BEGIN Data extract

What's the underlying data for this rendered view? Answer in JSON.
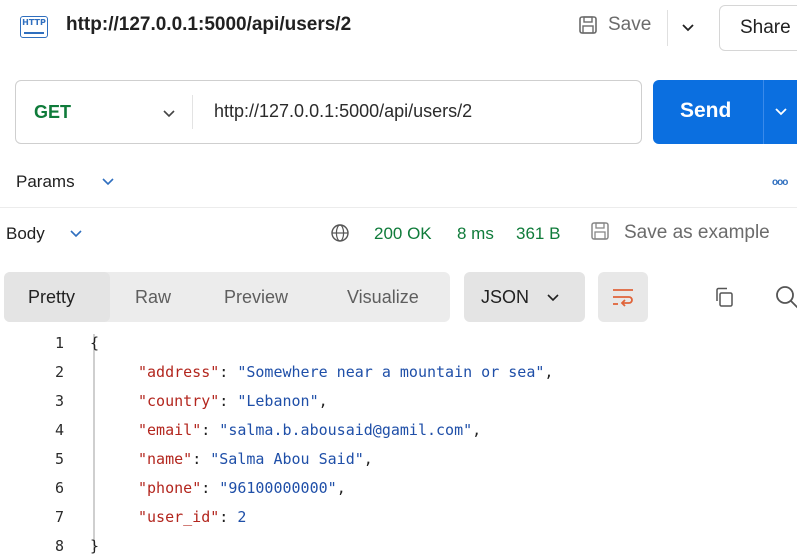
{
  "header": {
    "badge_text": "HTTP",
    "title": "http://127.0.0.1:5000/api/users/2",
    "save_label": "Save",
    "share_label": "Share"
  },
  "request": {
    "method": "GET",
    "url": "http://127.0.0.1:5000/api/users/2",
    "send_label": "Send"
  },
  "params": {
    "label": "Params",
    "more": "ooo"
  },
  "response": {
    "body_label": "Body",
    "status": "200 OK",
    "time": "8 ms",
    "size": "361 B",
    "save_example_label": "Save as example"
  },
  "view": {
    "tabs": [
      {
        "label": "Pretty",
        "active": true
      },
      {
        "label": "Raw",
        "active": false
      },
      {
        "label": "Preview",
        "active": false
      },
      {
        "label": "Visualize",
        "active": false
      }
    ],
    "format": "JSON"
  },
  "code": {
    "open_brace": "{",
    "close_brace": "}",
    "lines": [
      {
        "num": "1"
      },
      {
        "num": "2",
        "key": "address",
        "value": "Somewhere near a mountain or sea",
        "type": "string",
        "comma": true
      },
      {
        "num": "3",
        "key": "country",
        "value": "Lebanon",
        "type": "string",
        "comma": true
      },
      {
        "num": "4",
        "key": "email",
        "value": "salma.b.abousaid@gamil.com",
        "type": "string",
        "comma": true
      },
      {
        "num": "5",
        "key": "name",
        "value": "Salma Abou Said",
        "type": "string",
        "comma": true
      },
      {
        "num": "6",
        "key": "phone",
        "value": "96100000000",
        "type": "string",
        "comma": true
      },
      {
        "num": "7",
        "key": "user_id",
        "value": "2",
        "type": "number",
        "comma": false
      },
      {
        "num": "8"
      }
    ]
  },
  "icons": {
    "save": "floppy-disk-icon",
    "globe": "globe-icon",
    "save_example": "floppy-disk-icon",
    "wrap": "text-wrap-icon",
    "copy": "copy-icon",
    "search": "search-icon"
  },
  "colors": {
    "send_button": "#0b6fe0",
    "method_get": "#0f7b3a",
    "status_ok": "#0f7b3a",
    "json_key": "#b3261e",
    "json_value": "#1f4fa8",
    "wrap_icon": "#e0643a"
  }
}
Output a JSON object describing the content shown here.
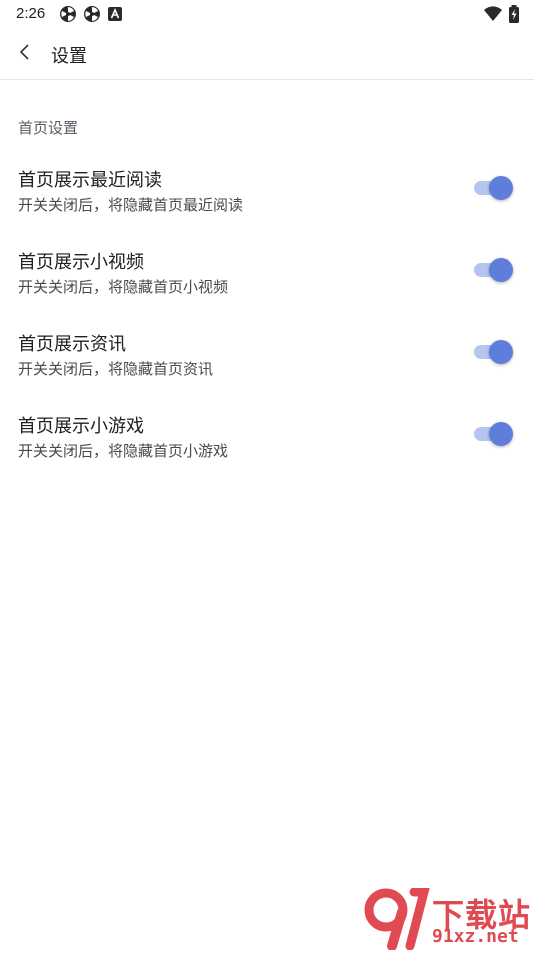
{
  "status_bar": {
    "time": "2:26",
    "left_icons": [
      "pinwheel-icon",
      "pinwheel-icon",
      "font-a-icon"
    ],
    "right_icons": [
      "wifi-icon",
      "battery-charging-icon"
    ]
  },
  "app_bar": {
    "back_icon": "chevron-left-icon",
    "title": "设置"
  },
  "section": {
    "header": "首页设置"
  },
  "settings": [
    {
      "title": "首页展示最近阅读",
      "description": "开关关闭后，将隐藏首页最近阅读",
      "enabled": true
    },
    {
      "title": "首页展示小视频",
      "description": "开关关闭后，将隐藏首页小视频",
      "enabled": true
    },
    {
      "title": "首页展示资讯",
      "description": "开关关闭后，将隐藏首页资讯",
      "enabled": true
    },
    {
      "title": "首页展示小游戏",
      "description": "开关关闭后，将隐藏首页小游戏",
      "enabled": true
    }
  ],
  "colors": {
    "toggle_on_thumb": "#5f7ddb",
    "toggle_on_track": "#b6c5f0",
    "watermark": "#e04a52"
  },
  "watermark": {
    "logo_text": "91",
    "site_name": "下载站",
    "url": "91xz.net"
  }
}
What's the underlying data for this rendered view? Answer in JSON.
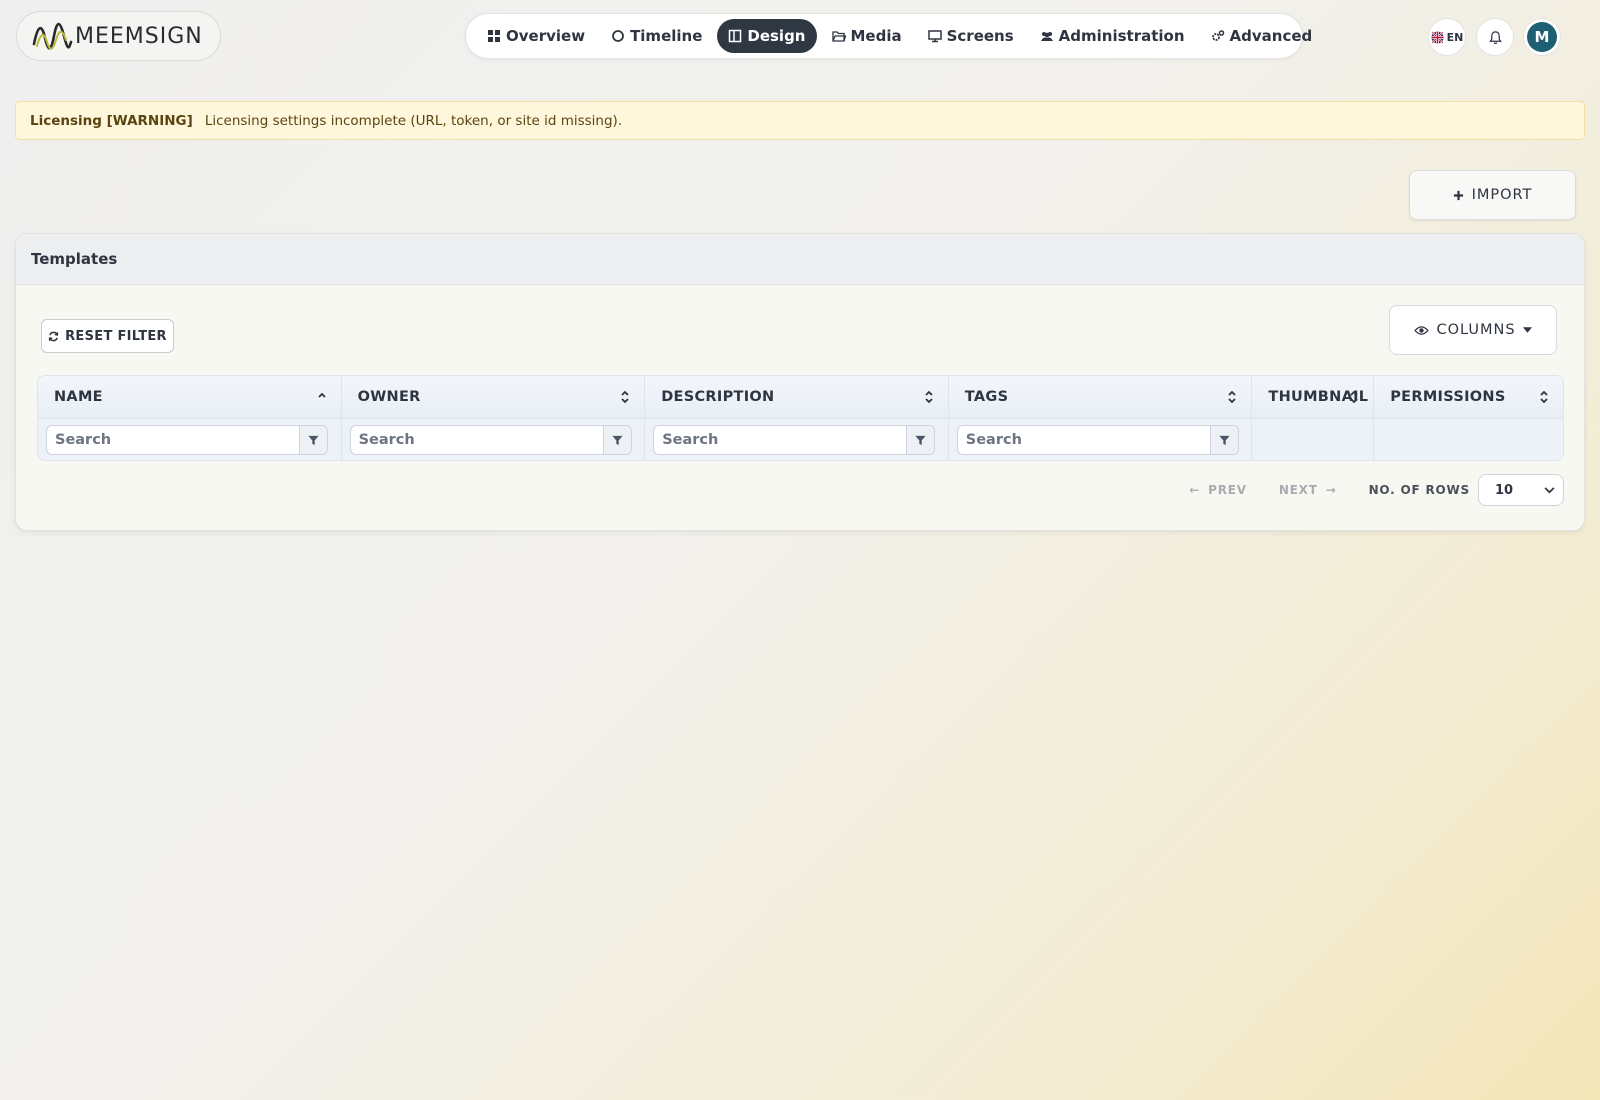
{
  "app": {
    "logo_text": "MEEMSIGN"
  },
  "nav": {
    "items": [
      {
        "label": "Overview",
        "icon": "grid-icon"
      },
      {
        "label": "Timeline",
        "icon": "circle-icon"
      },
      {
        "label": "Design",
        "icon": "layout-icon",
        "active": true
      },
      {
        "label": "Media",
        "icon": "folder-icon"
      },
      {
        "label": "Screens",
        "icon": "monitor-icon"
      },
      {
        "label": "Administration",
        "icon": "users-icon"
      },
      {
        "label": "Advanced",
        "icon": "gears-icon"
      }
    ]
  },
  "header_right": {
    "language": "EN",
    "avatar_initial": "M"
  },
  "banner": {
    "label": "Licensing [WARNING]",
    "message": "Licensing settings incomplete (URL, token, or site id missing)."
  },
  "actions": {
    "import_label": "IMPORT"
  },
  "card": {
    "title": "Templates"
  },
  "toolbar": {
    "reset_label": "RESET FILTER",
    "columns_label": "COLUMNS"
  },
  "table": {
    "columns": [
      {
        "label": "NAME",
        "sort": "asc",
        "searchable": true
      },
      {
        "label": "OWNER",
        "sort": "none",
        "searchable": true
      },
      {
        "label": "DESCRIPTION",
        "sort": "none",
        "searchable": true
      },
      {
        "label": "TAGS",
        "sort": "none",
        "searchable": true
      },
      {
        "label": "THUMBNAIL",
        "sort": "none",
        "searchable": false
      },
      {
        "label": "PERMISSIONS",
        "sort": "none",
        "searchable": false
      }
    ],
    "search_placeholder": "Search",
    "rows": []
  },
  "pagination": {
    "prev_label": "PREV",
    "next_label": "NEXT",
    "rows_label": "NO. OF ROWS",
    "rows_value": "10"
  },
  "colors": {
    "accent_dark": "#2f3742",
    "warning_bg": "#fff7dc",
    "avatar": "#1f5f73"
  }
}
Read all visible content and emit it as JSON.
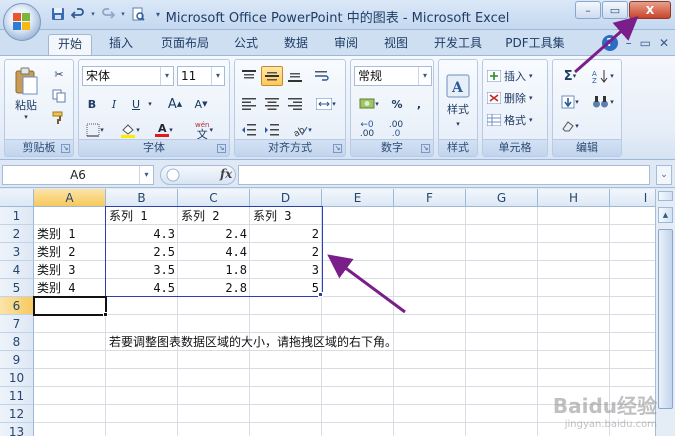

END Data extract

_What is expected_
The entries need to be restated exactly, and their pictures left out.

_Exercise response_
What's the underlying data for this rendered view? Answer in JSON.
{
  "header": {
    "badge_text": "HTTP",
    "title": "http://127.0.0.1:5000/api/users/2",
    "save_label": "Save",
    "share_label": "Share"
  },
  "request": {
    "method": "GET",
    "url": "http://127.0.0.1:5000/api/users/2",
    "send_label": "Send"
  },
  "params": {
    "label": "Params",
    "more": "ooo"
  },
  "response": {
    "body_label": "Body",
    "status": "200 OK",
    "time": "8 ms",
    "size": "361 B",
    "save_example_label": "Save as example"
  },
  "view": {
    "tabs": [
      {
        "label": "Pretty",
        "active": true
      },
      {
        "label": "Raw",
        "active": false
      },
      {
        "label": "Preview",
        "active": false
      },
      {
        "label": "Visualize",
        "active": false
      }
    ],
    "format": "JSON"
  },
  "code": {
    "open_brace": "{",
    "close_brace": "}",
    "lines": [
      {
        "num": "1"
      },
      {
        "num": "2",
        "key": "address",
        "value": "Somewhere near a mountain or sea",
        "type": "string",
        "comma": true
      },
      {
        "num": "3",
        "key": "country",
        "value": "Lebanon",
        "type": "string",
        "comma": true
      },
      {
        "num": "4",
        "key": "email",
        "value": "salma.b.abousaid@gamil.com",
        "type": "string",
        "comma": true
      },
      {
        "num": "5",
        "key": "name",
        "value": "Salma Abou Said",
        "type": "string",
        "comma": true
      },
      {
        "num": "6",
        "key": "phone",
        "value": "96100000000",
        "type": "string",
        "comma": true
      },
      {
        "num": "7",
        "key": "user_id",
        "value": "2",
        "type": "number",
        "comma": false
      },
      {
        "num": "8"
      }
    ]
  },
  "icons": {
    "save": "floppy-disk-icon",
    "globe": "globe-icon",
    "save_example": "floppy-disk-icon",
    "wrap": "text-wrap-icon",
    "copy": "copy-icon",
    "search": "search-icon"
  },
  "colors": {
    "send_button": "#0b6fe0",
    "method_get": "#0f7b3a",
    "status_ok": "#0f7b3a",
    "json_key": "#b3261e",
    "json_value": "#1f4fa8",
    "wrap_icon": "#e0643a"
  }
}
Output a JSON object describing the content shown here.
{
  "status_bar": {
    "time": "2:26",
    "left_icons": [
      "pinwheel-icon",
      "pinwheel-icon",
      "font-a-icon"
    ],
    "right_icons": [
      "wifi-icon",
      "battery-charging-icon"
    ]
  },
  "app_bar": {
    "back_icon": "chevron-left-icon",
    "title": "设置"
  },
  "section": {
    "header": "首页设置"
  },
  "settings": [
    {
      "title": "首页展示最近阅读",
      "description": "开关关闭后，将隐藏首页最近阅读",
      "enabled": true
    },
    {
      "title": "首页展示小视频",
      "description": "开关关闭后，将隐藏首页小视频",
      "enabled": true
    },
    {
      "title": "首页展示资讯",
      "description": "开关关闭后，将隐藏首页资讯",
      "enabled": true
    },
    {
      "title": "首页展示小游戏",
      "description": "开关关闭后，将隐藏首页小游戏",
      "enabled": true
    }
  ],
  "colors": {
    "toggle_on_thumb": "#5f7ddb",
    "toggle_on_track": "#b6c5f0",
    "watermark": "#e04a52"
  },
  "watermark": {
    "logo_text": "91",
    "site_name": "下载站",
    "url": "91xz.net"
  }
}
What's the underlying data for this rendered view? Answer in JSON.
{
  "app": {
    "logo_text": "MEEMSIGN"
  },
  "nav": {
    "items": [
      {
        "label": "Overview",
        "icon": "grid-icon"
      },
      {
        "label": "Timeline",
        "icon": "circle-icon"
      },
      {
        "label": "Design",
        "icon": "layout-icon",
        "active": true
      },
      {
        "label": "Media",
        "icon": "folder-icon"
      },
      {
        "label": "Screens",
        "icon": "monitor-icon"
      },
      {
        "label": "Administration",
        "icon": "users-icon"
      },
      {
        "label": "Advanced",
        "icon": "gears-icon"
      }
    ]
  },
  "header_right": {
    "language": "EN",
    "avatar_initial": "M"
  },
  "banner": {
    "label": "Licensing [WARNING]",
    "message": "Licensing settings incomplete (URL, token, or site id missing)."
  },
  "actions": {
    "import_label": "IMPORT"
  },
  "card": {
    "title": "Templates"
  },
  "toolbar": {
    "reset_label": "RESET FILTER",
    "columns_label": "COLUMNS"
  },
  "table": {
    "columns": [
      {
        "label": "NAME",
        "sort": "asc",
        "searchable": true
      },
      {
        "label": "OWNER",
        "sort": "none",
        "searchable": true
      },
      {
        "label": "DESCRIPTION",
        "sort": "none",
        "searchable": true
      },
      {
        "label": "TAGS",
        "sort": "none",
        "searchable": true
      },
      {
        "label": "THUMBNAIL",
        "sort": "none",
        "searchable": false
      },
      {
        "label": "PERMISSIONS",
        "sort": "none",
        "searchable": false
      }
    ],
    "search_placeholder": "Search",
    "rows": []
  },
  "pagination": {
    "prev_label": "PREV",
    "next_label": "NEXT",
    "rows_label": "NO. OF ROWS",
    "rows_value": "10"
  },
  "colors": {
    "accent_dark": "#2f3742",
    "warning_bg": "#fff7dc",
    "avatar": "#1f5f73"
  }
}
Read all visible content and emit it as JSON.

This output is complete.